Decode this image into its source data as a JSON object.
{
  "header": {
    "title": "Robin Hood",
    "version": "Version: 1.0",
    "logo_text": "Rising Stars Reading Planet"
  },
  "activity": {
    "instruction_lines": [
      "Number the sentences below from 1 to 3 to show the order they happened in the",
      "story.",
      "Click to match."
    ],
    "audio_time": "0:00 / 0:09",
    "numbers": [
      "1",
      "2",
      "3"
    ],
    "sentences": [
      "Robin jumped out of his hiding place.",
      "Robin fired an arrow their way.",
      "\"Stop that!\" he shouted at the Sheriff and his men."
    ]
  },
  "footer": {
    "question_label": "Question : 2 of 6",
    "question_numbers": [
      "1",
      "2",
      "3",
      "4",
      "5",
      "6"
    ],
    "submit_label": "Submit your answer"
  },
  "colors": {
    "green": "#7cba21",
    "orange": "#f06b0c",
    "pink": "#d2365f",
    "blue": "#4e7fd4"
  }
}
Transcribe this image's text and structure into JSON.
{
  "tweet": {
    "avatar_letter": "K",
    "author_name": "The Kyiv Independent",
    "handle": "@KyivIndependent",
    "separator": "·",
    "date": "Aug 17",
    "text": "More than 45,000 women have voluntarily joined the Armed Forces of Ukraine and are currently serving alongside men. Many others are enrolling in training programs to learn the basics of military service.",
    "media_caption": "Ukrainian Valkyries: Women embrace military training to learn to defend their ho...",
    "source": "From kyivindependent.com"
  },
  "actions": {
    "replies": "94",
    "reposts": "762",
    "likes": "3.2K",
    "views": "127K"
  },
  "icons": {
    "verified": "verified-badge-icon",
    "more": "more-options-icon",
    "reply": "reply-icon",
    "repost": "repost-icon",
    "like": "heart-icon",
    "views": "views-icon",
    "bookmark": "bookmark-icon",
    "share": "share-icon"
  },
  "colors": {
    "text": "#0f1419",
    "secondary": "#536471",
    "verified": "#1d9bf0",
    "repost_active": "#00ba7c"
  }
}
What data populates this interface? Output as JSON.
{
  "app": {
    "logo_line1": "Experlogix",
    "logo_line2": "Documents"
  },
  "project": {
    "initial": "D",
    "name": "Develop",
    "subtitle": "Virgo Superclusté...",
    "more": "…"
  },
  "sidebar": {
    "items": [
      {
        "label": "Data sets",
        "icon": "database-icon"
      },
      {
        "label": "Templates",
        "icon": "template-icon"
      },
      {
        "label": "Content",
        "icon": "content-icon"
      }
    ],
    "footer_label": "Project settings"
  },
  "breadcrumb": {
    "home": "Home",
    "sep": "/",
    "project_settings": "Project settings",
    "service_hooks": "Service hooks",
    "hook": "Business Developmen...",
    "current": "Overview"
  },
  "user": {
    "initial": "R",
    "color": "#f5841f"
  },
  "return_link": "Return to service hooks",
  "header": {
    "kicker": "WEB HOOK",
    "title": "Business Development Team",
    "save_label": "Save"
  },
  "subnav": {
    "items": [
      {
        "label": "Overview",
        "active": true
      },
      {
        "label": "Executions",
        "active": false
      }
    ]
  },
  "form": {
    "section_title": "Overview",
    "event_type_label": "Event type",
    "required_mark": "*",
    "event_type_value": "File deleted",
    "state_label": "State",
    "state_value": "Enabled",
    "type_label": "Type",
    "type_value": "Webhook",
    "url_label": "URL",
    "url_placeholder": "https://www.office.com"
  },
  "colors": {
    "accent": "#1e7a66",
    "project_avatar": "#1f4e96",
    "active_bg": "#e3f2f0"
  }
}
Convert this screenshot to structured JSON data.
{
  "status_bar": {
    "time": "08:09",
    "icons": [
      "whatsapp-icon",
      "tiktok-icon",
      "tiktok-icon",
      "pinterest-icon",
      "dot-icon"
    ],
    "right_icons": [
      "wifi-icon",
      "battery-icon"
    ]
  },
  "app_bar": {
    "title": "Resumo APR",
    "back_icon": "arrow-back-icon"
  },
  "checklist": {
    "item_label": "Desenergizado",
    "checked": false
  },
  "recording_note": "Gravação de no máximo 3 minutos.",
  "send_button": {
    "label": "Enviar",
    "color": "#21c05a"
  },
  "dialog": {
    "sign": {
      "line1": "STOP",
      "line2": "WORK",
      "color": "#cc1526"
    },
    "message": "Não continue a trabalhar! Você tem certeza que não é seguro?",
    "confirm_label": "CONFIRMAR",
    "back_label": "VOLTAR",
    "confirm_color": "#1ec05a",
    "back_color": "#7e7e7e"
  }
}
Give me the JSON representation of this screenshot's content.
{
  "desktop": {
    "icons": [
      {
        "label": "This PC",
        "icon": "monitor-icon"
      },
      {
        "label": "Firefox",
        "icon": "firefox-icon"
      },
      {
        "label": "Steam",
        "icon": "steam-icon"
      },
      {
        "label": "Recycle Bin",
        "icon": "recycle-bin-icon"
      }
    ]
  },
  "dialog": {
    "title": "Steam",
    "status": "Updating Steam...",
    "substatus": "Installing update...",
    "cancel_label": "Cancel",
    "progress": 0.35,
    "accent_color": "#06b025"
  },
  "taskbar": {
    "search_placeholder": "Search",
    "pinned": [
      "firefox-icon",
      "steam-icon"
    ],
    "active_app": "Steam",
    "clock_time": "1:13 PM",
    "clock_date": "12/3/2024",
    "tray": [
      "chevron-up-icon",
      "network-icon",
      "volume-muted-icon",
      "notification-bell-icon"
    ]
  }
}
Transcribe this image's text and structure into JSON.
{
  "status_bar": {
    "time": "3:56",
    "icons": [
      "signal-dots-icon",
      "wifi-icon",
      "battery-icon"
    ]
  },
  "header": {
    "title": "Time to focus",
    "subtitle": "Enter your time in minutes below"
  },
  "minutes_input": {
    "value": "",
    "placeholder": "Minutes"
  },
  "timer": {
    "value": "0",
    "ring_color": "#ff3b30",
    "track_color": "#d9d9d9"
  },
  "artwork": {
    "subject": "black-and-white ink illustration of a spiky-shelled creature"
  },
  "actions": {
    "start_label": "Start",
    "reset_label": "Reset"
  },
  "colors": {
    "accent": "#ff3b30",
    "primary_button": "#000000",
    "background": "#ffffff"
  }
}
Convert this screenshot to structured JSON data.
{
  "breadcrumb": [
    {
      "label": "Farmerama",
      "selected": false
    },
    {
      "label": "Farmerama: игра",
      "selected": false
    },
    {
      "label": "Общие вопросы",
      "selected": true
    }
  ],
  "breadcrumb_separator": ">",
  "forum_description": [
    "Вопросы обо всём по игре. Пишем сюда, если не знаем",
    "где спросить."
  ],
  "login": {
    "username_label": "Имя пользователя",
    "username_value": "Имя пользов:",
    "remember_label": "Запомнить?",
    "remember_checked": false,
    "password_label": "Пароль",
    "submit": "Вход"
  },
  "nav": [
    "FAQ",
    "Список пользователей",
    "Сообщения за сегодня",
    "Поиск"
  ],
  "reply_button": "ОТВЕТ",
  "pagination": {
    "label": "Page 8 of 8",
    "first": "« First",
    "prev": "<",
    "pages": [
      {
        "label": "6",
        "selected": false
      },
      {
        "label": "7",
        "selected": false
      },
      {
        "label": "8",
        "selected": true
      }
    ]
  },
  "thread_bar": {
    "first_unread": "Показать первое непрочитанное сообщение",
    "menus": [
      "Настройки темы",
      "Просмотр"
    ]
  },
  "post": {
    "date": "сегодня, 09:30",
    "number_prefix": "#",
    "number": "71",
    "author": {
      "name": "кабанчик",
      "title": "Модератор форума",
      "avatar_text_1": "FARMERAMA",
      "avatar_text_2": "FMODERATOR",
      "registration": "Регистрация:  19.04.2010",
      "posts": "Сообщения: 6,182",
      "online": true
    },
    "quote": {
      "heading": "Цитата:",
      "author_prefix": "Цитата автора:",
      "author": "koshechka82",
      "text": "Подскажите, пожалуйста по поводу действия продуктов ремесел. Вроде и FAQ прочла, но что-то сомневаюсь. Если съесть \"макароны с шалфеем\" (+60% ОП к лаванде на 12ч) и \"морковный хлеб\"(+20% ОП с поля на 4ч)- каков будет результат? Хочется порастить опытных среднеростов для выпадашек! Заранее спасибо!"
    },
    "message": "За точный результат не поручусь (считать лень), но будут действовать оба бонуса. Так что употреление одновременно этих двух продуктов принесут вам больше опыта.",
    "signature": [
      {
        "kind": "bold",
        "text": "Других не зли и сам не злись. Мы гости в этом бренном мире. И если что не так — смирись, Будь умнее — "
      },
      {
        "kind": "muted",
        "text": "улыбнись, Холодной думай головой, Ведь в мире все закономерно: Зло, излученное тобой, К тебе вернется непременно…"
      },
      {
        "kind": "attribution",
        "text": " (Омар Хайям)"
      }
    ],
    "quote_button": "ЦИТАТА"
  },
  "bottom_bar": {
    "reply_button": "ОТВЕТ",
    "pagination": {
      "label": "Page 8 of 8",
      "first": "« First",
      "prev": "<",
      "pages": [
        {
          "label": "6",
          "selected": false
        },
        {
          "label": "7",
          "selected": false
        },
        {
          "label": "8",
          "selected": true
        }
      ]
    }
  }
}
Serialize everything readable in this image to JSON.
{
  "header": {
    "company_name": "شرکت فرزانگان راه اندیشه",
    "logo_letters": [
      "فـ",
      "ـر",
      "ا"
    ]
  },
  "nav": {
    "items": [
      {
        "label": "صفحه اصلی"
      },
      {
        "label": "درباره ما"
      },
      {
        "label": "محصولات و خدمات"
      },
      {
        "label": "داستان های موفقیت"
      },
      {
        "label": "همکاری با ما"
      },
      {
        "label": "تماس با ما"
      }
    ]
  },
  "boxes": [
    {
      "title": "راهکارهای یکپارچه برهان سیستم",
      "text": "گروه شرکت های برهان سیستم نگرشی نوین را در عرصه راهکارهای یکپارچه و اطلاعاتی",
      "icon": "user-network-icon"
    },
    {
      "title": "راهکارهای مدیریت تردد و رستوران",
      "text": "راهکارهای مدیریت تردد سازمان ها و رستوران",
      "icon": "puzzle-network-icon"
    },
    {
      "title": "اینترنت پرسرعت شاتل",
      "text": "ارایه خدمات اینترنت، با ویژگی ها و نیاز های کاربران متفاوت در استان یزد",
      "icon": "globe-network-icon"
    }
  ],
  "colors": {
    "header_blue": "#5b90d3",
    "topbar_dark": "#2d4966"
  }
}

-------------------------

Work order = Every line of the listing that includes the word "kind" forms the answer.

Task output =
        "kind": "bold",
        "kind": "muted",
        "kind": "attribution",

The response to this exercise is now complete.